Speaking at last week’s Post-Retirement Conference, held by Conexus Financial in association with AIST, Scott Pappas said the defined benefit is “dying”. He argues that funds need to extract the benefits of such a plan in a sustainable model, namely defined ambition plans, which offer collective defined contribution (DC) schemes and money-back guarantees.
“Collective DC schemes share the risk among member cohorts. So rather than people close to retirement bearing all the risk, the collective model attempts to share that across all cohorts,” he said.
Defined benefit is costly and has an impact on the person funding the scheme, according to Pappas. “In comparison, defined ambition is much more sustainable, and there’s less or even no impact on the person funding it.”
In addition, Pappas thinks the DC model is complex for members, has an investment focus and is not designed to meet retirement goals. In contrast, defined ambition is simpler for members.
More effective risk sharing
“We’re moving away from a framework where we focus on investment risk.

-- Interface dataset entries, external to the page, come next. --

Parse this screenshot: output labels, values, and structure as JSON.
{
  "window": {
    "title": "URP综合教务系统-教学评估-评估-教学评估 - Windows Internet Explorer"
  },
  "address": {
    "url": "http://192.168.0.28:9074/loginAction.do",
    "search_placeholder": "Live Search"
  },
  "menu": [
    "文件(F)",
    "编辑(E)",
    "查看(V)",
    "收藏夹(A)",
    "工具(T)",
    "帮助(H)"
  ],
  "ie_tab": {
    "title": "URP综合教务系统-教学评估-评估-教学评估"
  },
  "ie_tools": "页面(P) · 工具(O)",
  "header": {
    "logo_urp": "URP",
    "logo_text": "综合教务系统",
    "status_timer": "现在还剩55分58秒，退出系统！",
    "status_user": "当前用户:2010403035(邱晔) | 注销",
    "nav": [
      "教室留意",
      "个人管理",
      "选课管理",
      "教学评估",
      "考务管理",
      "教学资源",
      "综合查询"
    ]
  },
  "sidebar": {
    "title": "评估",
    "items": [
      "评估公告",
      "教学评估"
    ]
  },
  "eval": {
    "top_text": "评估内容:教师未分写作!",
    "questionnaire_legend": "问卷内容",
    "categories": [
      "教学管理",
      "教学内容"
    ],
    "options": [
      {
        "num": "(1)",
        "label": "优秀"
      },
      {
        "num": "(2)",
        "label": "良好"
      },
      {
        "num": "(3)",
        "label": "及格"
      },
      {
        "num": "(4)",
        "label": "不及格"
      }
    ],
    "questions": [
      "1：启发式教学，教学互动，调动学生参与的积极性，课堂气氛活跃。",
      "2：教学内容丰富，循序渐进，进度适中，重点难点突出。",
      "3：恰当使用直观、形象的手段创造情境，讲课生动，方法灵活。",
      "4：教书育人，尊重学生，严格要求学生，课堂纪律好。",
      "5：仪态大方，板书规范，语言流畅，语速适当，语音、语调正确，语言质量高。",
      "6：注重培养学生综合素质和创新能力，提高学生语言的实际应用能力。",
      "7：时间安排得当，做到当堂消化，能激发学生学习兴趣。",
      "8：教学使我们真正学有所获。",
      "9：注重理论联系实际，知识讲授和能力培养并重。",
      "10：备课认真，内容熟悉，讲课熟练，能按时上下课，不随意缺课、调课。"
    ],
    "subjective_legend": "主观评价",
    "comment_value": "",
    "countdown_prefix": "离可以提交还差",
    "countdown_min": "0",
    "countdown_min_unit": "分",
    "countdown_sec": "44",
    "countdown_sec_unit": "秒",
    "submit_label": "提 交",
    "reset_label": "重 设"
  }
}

We’re moving away from the DC model to one where we’re achieving outcomes.
“The defined ambition model tries to maximise the probability of achieving these outcomes through more effective risk sharing.”
However, Pappas thinks defined ambition is only part of the solution.
“We need to actually have the portfolios that support this framework, that helps us achieve these retirement outcomes.”
With a defined benefit or defined contribution model, Pappas believes a single stakeholder bears all the risk – including investment, inflation and longevity risks.
Combining risk factors
However, with a defined ambition model, risk is shared among stakeholders, using a risk-factor allocation model.
“We’re tending to focus more on risk than focus on diversification,” said Pappas. “Rather than trying to maximise return by spreading risk across specific asset classes, we’re trying to do it in a more focused way, concentrating on diversification and managing tail risk.”
When focusing on risk factors, he thinks the fund should be allocating a certain amount of capital to a corporate bond, and to allocate exposure to interest rate risk and credit risk.
“These are the things that have the more stable correlations and offer better diversification.”
Risk factor allocation looks at underlying risks.
“Bonds have credit risk in some cases and interest rate risk. In equities… we want some of [the equity market premium] in our portfolio. But there’s also premiums for value stocks and size stocks. So, what we focus on when we build that portfolio is combining those different risk factors in the portfolio, rather than asset classes. And that’s how we achieve better diversification.”
Pappas thinks risk factor allocation uses simple portfolio design techniques, where a specific amount is allocated to each risk factor.
“It works for long-only investing, but it works particularly well if you’re able to go long and short.”
The model is creating a lot of interest in academia due to lower risk, better tail risk, and a much more attractive correlation in terms of holding it a portfolio.
Pappas said it’s also generating interest among international managers and has been used domestically by some super funds, including QSuper.